Many of the research questions that have been posed regarding the effects of plants on people can only be answered using methodologies from the social sciences. Lack of familiarity with these methods and their underlying concepts has limited the role that horticulturists have taken in this research. Horticulturists, because of their particular sensitivity to the various aspects of plants and the nature of the ways that people interact with plants, must be involved in this type of research to generate the information that is needed by horticultural industries. This paper reviews many of the common methods that have been used in research on human issues in horticulture and presents examples of studies that have been conducted using these techniques. Quantitative and qualitative methods are discussed.
Spent mushroom compost (SMC) was used as a soil amendment for field-grown vegetables. Four rates (0, 2, 10, or 20 kg/m2) of SMC were applied to a fine sandy loam in 1981 and 1982. SMC application decreased bulk density and increased the percentage of small pore space, pH, and electrical conductivity. Yields of cucumber and snap bean increased and yield of onion decreased, as the rate of SMC increased in 1981. Yields of cabbage, radish, and tomato were not affected significantly by the addition of SMC. Tomato yield was maximum at 10 kg/m2, then declined as SMC was increased to 20 kg/m2 in 1982. Yield responses of cucumber, fall-planted radish, spinach, and mustard were similar to that of tomato. Salt sensitive crops, such as snap bean, onion, and spring-planted radish, suffered severely reduced plant stands and, consequently, decreased yields. Yield of cabbage, a relatively salt tolerant crop, was not affected by SMC. Concentrations of K in all leaf tissues increased significantly as the level of SMC increased. Mg content in leaf tissue decreased.

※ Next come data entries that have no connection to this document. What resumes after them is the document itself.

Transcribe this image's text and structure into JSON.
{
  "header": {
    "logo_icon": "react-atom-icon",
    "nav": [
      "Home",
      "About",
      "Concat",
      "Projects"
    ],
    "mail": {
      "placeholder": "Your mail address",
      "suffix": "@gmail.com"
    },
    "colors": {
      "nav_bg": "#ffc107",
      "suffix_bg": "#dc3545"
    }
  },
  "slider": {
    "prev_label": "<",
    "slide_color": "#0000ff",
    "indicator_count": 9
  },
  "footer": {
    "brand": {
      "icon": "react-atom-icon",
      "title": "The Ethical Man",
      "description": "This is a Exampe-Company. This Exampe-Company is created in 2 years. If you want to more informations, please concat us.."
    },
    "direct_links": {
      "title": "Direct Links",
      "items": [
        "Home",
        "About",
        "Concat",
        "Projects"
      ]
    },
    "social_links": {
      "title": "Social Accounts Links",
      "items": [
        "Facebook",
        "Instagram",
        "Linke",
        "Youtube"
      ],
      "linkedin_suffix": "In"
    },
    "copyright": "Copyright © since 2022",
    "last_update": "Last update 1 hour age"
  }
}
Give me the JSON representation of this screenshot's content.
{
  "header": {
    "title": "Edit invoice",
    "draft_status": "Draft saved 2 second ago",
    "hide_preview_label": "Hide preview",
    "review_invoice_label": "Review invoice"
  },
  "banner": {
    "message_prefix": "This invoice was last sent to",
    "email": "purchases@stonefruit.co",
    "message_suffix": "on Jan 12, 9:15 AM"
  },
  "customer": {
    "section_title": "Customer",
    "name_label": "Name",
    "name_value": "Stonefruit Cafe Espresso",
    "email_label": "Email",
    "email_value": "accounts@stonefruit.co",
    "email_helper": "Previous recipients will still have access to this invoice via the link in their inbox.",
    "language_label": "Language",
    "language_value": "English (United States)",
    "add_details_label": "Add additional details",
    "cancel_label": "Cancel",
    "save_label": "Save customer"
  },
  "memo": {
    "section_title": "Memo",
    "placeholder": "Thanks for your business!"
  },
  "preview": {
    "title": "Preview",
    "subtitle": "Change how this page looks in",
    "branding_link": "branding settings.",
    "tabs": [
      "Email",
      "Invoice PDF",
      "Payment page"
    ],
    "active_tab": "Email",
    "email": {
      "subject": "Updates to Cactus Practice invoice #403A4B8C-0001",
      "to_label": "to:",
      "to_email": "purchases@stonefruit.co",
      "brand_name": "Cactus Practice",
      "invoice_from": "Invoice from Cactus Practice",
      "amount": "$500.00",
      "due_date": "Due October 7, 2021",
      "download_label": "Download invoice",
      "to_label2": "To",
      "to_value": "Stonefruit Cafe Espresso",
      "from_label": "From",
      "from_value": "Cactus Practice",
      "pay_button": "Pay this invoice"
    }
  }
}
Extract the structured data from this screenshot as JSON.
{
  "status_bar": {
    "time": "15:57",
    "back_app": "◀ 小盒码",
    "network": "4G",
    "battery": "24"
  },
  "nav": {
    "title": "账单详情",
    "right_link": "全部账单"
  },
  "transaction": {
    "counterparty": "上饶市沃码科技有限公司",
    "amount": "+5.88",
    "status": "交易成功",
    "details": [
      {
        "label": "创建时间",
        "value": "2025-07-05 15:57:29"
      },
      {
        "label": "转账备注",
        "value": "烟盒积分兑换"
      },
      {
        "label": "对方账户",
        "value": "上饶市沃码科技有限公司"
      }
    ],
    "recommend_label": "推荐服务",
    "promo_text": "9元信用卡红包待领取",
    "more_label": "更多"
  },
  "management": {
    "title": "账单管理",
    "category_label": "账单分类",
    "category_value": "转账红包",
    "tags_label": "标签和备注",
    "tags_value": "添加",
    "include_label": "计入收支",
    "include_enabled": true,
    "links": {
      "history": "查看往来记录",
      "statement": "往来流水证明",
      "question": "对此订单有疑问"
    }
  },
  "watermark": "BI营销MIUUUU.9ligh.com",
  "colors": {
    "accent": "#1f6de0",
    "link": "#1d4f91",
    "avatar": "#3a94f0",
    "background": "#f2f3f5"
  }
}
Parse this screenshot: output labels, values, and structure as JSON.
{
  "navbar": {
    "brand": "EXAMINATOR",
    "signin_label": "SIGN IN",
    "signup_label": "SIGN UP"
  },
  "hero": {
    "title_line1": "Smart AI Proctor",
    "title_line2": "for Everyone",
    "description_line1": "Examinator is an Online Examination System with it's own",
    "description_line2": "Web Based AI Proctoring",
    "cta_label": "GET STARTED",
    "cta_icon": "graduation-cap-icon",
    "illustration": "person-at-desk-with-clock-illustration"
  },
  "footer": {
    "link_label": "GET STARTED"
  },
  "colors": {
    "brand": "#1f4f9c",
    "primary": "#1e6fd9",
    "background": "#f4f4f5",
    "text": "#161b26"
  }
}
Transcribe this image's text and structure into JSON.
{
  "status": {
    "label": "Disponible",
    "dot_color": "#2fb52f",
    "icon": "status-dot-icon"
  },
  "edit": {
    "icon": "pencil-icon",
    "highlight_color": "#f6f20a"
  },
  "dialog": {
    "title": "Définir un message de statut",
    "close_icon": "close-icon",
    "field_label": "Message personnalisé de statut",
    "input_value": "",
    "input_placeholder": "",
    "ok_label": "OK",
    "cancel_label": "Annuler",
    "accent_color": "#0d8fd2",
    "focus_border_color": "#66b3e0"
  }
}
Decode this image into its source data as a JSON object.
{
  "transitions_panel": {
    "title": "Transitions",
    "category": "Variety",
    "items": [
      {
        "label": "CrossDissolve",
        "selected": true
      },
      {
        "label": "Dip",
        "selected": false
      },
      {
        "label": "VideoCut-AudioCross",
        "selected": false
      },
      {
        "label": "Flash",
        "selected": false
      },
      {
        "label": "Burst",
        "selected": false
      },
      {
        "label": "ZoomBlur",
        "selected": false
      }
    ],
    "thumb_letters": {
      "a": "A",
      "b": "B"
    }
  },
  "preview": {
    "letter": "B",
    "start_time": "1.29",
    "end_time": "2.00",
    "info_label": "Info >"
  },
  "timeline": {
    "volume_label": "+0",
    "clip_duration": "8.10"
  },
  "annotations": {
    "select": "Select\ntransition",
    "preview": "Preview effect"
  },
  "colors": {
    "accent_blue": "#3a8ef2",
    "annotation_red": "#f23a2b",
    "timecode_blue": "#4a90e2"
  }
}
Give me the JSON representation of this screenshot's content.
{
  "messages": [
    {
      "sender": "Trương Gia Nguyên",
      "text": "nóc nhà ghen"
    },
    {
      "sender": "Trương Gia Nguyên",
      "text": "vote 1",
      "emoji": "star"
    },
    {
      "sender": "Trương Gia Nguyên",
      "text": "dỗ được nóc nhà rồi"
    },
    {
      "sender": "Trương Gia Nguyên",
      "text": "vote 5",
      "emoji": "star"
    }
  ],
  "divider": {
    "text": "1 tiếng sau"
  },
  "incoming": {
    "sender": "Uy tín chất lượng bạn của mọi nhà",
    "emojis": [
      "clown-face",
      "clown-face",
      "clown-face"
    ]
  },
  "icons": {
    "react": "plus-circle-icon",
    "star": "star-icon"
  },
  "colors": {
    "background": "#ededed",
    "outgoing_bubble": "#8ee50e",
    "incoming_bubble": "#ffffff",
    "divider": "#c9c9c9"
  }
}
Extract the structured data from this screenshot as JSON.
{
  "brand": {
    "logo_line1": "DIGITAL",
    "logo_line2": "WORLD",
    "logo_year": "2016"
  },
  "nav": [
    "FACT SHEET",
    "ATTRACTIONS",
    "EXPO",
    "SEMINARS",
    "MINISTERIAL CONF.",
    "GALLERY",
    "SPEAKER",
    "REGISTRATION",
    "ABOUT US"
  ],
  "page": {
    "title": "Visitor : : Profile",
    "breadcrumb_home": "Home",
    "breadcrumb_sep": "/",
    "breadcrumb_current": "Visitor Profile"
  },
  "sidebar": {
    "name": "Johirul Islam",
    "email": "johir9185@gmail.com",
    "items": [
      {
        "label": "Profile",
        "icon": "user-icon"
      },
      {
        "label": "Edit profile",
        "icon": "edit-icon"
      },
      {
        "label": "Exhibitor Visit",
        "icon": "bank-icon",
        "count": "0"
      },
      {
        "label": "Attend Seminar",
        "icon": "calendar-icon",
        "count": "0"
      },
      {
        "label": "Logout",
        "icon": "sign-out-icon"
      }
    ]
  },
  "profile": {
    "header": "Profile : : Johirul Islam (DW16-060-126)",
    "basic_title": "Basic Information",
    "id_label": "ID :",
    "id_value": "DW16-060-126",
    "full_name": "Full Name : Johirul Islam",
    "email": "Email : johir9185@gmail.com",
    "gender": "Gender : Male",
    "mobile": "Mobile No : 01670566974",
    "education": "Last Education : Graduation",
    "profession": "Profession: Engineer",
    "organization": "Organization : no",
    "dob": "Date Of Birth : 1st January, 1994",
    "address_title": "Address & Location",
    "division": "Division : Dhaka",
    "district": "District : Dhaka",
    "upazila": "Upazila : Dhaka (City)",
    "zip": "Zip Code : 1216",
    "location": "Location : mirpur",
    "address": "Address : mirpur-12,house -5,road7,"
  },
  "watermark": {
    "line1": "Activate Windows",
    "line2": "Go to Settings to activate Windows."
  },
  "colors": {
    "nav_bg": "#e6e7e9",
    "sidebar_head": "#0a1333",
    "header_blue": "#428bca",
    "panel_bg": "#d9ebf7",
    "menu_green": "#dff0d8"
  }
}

In the United States, urban population growth, improved living standards, limited development of new water supplies, and dwindling current water supplies are causing the demand for treated municipal water to exceed the supply. Although water used to irrigate the residential urban landscape will vary according to factors such as landscape type, management practices, and region, landscape irrigation can vary from 40% to 70% of household use of water. So, the efficient use of irrigation water in urban landscapes must be the primary focus of water conservation. In addition, plants in a typical residential landscape often are given more water than is required to maintain ecosystem services such as carbon regulation, climate control, and preservation of aesthetic appearance. This implies that improvements in the efficiency of landscape irrigation will yield significant water savings. Urban areas across the United States face different water supply and demand issues and a range of factors will affect how water is used in the urban landscape. The purpose of this review is to summarize how irrigation and water application technologies; landscape design and management strategies; the relationship among people, plants, and the urban landscape; the reuse of water resources; economic and noneconomic incentives; and policy and ordinances impact the efficient use of water in the urban landscape.